Saudi Arabia is blockading Yemen in response to the Houthis’ weekend missile strike in Riyadh.
The Yemeni rebels teamed up with former President Saleh’s forces over the past year and thereby gained access to the country’s missile arsenal, though Saudi Arabia is accusing Iran of providing the Houthi national liberation movement with these munitions because it conforms to the Kingdom’s “politically correct” interpretation of regional events by blaming Tehran for all of the Mideast’s problems.
There are conflicting reports about whether or not Saudi Arabia’s military was successful in shooting down the missile before it hit the Riyadh airport, but in any case, this incident proves why the country is so interested in buying Russia’s S-400 state-of-the-art anti-missile system.
Mohammed Bin Salman needs to avoid being sucked even deeper into the Yemeni quagmire because this could seriously destabilize his rule by turning the military against him.
It also just as importantly shows that the War on Yemen is now boomeranging back into the Kingdom itself, which presents the young Crown Prince with the fateful choice to either double down on his disastrous military commitment to reinstalling ousted President Hadi or to wisely apply the Russian model from Syria in spearheading a face-saving “political solution” that could allow him to eventually withdraw from the conflict.
Judging by Riyadh’s decision to de-facto blockade all of Yemen except for Aden just like it’s doing against Qatar, which was already occurring anyhow but is now being made public in an attempt to ‘justify’ it as a reaction to the missile strike, Mohammed Bin Salman appears to be giving in to his initial impulse to react somewhat militarily.
This could have dire humanitarian consequences for Yemen, where 17 million people out of its total population of 25 million are facing food insecurity challenges as a result of the two-and-a-half-year conflict, with nearly 7 million of them classified as being in a state of emergency at risk of famine-like dangers.
In addition, the World Health Organization predicts that the world’s largest and fastest-spreading cholera outbreak in modern history will reach its one millionth case by the end of the year, so a more comprehensive tightening of the existing blockade, save for the coalition-occupied southern port of Aden, could be a lot deadlier in the long term than a conventional military response to the missile strike.
There are conflicting reports about whether or not Saudi Arabia’s military was successful in shooting down the missile before it hit the Riyadh airport, but in any case.
Mohammed Bin Salman needs to avoid being sucked even deeper into the Yemeni quagmire because this could seriously destabilize his rule by turning the military against him and making it an instrument of the pro-American royals who might be plotting a palace coup.
Therefore, it’s possible that the Crown Prince might make any forthcoming blockade relief conditional on the Houthis unconditionally entering into a Saudi-brokered political dialogue with Hadi under Riyadh’s terms, though it’s not likely that they’ll agree to this, and the future King’s reformist reputation could suffer if his actions are framed by the international media as essentially amounting to humanitarian blackmail for geopolitical purposes.
DISCLAIMER: The author writes for this publication in a private capacity which is unrepresentative of anyone or any organization except for his own personal views.
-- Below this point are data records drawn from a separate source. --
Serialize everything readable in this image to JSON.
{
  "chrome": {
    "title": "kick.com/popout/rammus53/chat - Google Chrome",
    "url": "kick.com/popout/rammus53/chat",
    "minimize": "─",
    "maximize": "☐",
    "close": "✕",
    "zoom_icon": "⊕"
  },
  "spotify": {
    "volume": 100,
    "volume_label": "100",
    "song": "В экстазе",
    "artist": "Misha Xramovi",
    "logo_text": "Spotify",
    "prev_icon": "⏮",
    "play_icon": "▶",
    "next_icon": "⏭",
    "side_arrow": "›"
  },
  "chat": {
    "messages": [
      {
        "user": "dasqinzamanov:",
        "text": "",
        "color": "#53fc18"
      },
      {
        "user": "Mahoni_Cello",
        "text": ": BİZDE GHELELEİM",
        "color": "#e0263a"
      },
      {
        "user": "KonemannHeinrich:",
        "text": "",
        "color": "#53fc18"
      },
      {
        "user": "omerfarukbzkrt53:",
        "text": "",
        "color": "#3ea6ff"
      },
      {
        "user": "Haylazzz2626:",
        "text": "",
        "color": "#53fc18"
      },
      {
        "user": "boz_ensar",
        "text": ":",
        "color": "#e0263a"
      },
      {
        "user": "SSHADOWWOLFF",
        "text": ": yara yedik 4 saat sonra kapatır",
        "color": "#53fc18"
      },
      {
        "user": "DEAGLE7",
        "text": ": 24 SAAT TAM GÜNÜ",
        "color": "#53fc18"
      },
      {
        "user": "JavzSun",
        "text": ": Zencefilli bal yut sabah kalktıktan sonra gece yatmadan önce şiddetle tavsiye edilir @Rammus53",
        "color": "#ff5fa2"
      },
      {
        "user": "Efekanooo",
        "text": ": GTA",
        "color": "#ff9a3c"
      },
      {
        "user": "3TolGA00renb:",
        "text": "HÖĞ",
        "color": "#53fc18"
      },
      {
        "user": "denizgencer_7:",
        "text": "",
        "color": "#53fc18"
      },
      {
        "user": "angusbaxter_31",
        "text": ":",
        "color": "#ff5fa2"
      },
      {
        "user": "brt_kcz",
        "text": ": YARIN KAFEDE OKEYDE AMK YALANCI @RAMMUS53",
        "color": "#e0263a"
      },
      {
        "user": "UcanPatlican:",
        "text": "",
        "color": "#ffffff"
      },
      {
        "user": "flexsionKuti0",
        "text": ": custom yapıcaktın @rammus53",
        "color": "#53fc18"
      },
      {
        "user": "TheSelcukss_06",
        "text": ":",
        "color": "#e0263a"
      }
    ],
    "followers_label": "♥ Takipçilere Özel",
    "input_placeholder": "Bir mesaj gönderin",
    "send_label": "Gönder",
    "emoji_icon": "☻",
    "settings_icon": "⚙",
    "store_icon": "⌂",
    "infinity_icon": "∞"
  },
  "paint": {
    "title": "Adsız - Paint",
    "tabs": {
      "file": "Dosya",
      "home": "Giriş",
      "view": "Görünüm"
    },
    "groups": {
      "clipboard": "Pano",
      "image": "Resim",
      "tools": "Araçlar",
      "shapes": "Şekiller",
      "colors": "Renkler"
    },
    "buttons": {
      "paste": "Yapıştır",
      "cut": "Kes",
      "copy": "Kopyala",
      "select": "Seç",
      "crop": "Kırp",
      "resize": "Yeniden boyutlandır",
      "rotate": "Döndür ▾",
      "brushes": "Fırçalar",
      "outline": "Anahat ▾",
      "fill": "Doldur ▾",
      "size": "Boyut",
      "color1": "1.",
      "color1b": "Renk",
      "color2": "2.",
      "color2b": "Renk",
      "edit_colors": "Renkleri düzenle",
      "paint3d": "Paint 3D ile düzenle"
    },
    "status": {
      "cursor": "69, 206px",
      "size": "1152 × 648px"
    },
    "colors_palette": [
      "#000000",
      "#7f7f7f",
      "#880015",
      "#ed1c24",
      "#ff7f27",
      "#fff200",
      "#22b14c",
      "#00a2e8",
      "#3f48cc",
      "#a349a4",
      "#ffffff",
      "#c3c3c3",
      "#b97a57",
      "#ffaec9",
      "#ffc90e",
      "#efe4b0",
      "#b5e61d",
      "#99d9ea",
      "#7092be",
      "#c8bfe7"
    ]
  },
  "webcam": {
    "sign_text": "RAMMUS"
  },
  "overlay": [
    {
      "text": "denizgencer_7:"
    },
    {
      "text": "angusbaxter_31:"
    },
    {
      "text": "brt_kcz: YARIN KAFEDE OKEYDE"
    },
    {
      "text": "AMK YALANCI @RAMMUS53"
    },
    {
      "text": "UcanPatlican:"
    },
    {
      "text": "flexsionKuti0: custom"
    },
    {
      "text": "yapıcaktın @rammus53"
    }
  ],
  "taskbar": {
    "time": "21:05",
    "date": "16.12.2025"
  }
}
Nothing written by the author should ever be conflated with the editorial views or official positions of any other media outlet or institution.
Andrew Korybko is a political analyst, journalist and a regular contributor to several online journals, as well as a member of the expert council for the Institute of Strategic Studies and Predictions at the People’s Friendship University of Russia. He specializes in Russian affairs and geopolitics, specifically the US strategy in Eurasia.The views expressed in this article are author’s own. It does not reflect Global Village Space Editorial policy.